When Sony confirmed on Aug. 16 that Rooney Mara had won the coveted role of Lisbeth Salander in the Hollywood adaptation of The Girl With the Dragon Tattoo (and its two inevitable sequels), fans of Stieg Larsson’s blockbuster books had a nearly unanimous reaction: Who? The 25-year-old actress had been a virtual unknown, with just a few little-seen movies on her résumé, including last April’s A Nightmare on Elm Street and the 2009 Michael Cera comedy Youth in Revolt. But within hours of the announcement, Mara’s name was the talk of the film industry — not to mention the Web, where it shot into Google’s top 10 searches. ”It’s the same thing that happened to the Twilight kids,” says PR consultant Vivian Mayer-Siskind, who helped guide Robert Pattinson and Taylor Lautner onto the A list. ”The book has a built-in audience. When you attach an actor’s name to it, it’s instant fame.” (Sony is currently keeping Mara, and the entire production, under wraps, declining requests for interviews.)
The news put an end to one of the most talked-about casting searches in recent history. Early rumors claimed that Ellen Page, Natalie Portman, and Scarlett Johansson were front-runners, sparking debate over whether a known commodity could disappear into the role of the pierced Swedish hacker who helps a reporter (Daniel Craig) solve horrific crimes. According to reports, Mara won the part thanks to pure talent: Director David Fincher fought to cast her after being wowed by her work in The Social Network (out Oct. 1), in which she plays an ex-girlfriend of Facebook CEO Mark Zuckerberg (see sidebar).
So who exactly is Rooney Mara? Born Patricia Rooney Mara, the Bedford, N.Y., native grew up in a family more likely to go to a football game than to the movies: One of her great-grandfathers, Art Rooney, founded the Pittsburgh Steelers, and another, Tim Mara, started the New York Giants, where her father serves as the VP of player evaluation. ”I always wanted to be an actor, but I was always fighting it,” she told a local New York newspaper in 2009. ”It never seemed that honorable to me, and I guess I was always afraid that I might fail.” But following in the footsteps of her big sister, Kate (who has appeared in Brokeback Mountain and Iron Man 2), Rooney moved to L.A. in 2007. Starting with bit parts on TV, she built up credits in indie movies before landing the lead in the revamped A Nightmare on Elm Street.
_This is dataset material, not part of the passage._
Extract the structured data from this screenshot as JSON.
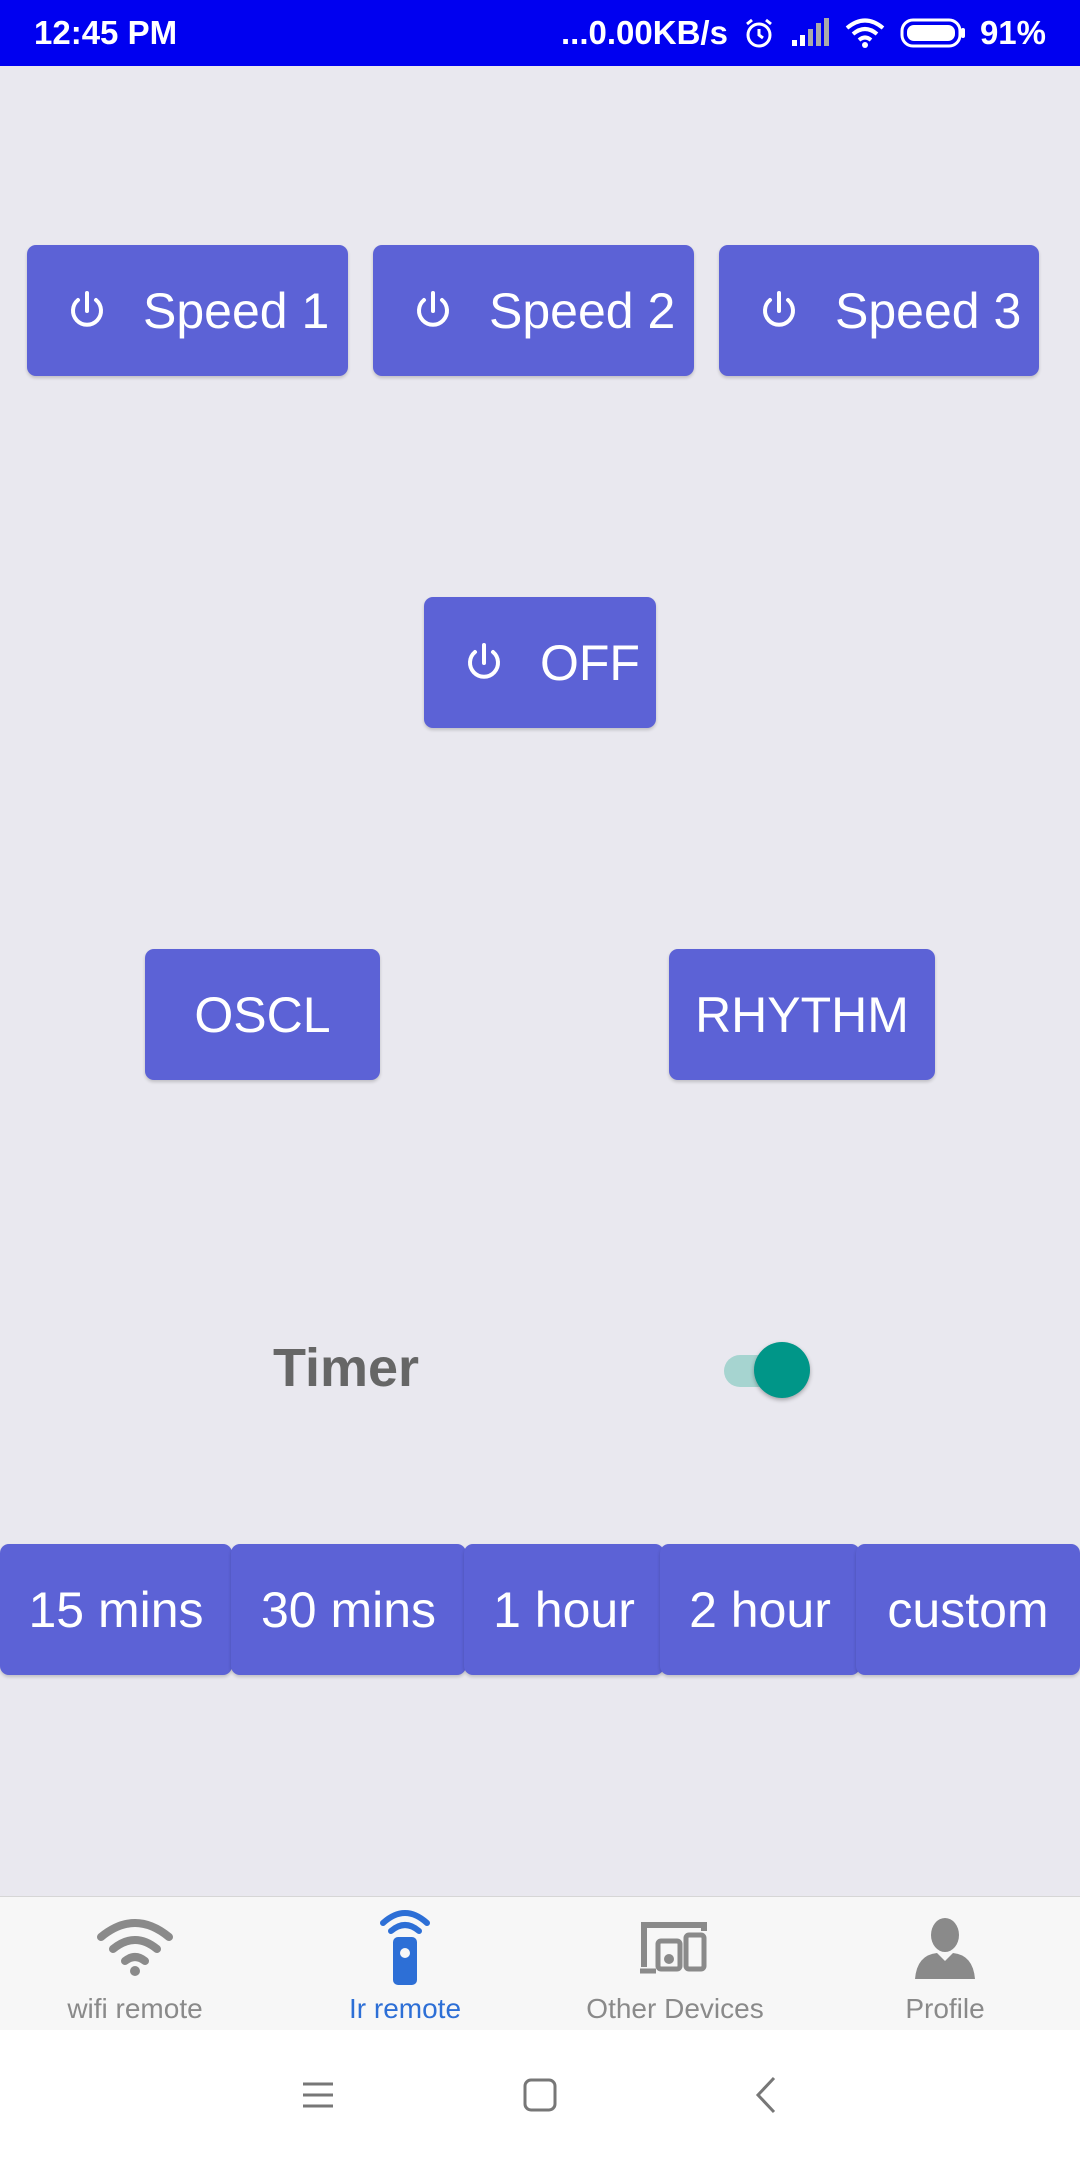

Scoring the Salander part won’t be the last of Mara’s challenges. Now she has to bear the burden of fans’ expectations for a physically and emotionally demanding role — all while navigating overnight stardom. (”She can expect a lot of opportunistic people trying to become her best friend,” says Mayer-Siskind.) According to Elm Street director Samuel Bayer, Mara is ready. ”Rooney’s no sissy. The last shot I did with her, we dipped her in 10,000 gallons of fake blood at 7 o’clock in the morning, and she just went for it, man,” he says. ”She’s a tough cookie.”
She’s in the Hot Social Network Cast, Too
In October, you can see Mara in the movie about Facebook. The cast is already generating a lot of buzz.
Rooney Mara, 25
In The Social Network’s reportedly searing first scene, Mara (as Mark Zuckerberg’s girlfriend) dumps the Facebook founder.
Andrew Garfield, 27
The Brit actor (who plays Facebook co-creator Eduardo Saverin) was recently cast as Peter Parker in the Spider-Man reboot.
Armie Hammer, 24
An alum of Gossip Girl and Reaper, Hammer teams up with model Josh Pence to play The Social Network’s elite Winklevoss twins.
Justin Timberlake, 29
The pop star — who plays Napster cofounder Sean Parker — is concentrating on movies. Next up: the adult comedy Bad Teacher.
Jesse Eisenberg, 26
His portrayal of Facebook CEO Mark Zuckerberg should push this indie mainstay (Zombieland, Solitary Man) into the big leagues.
Max Minghella, 24
Son of the late director Anthony Minghella (The English Patient), Max plays a business partner left behind by Zuckerberg.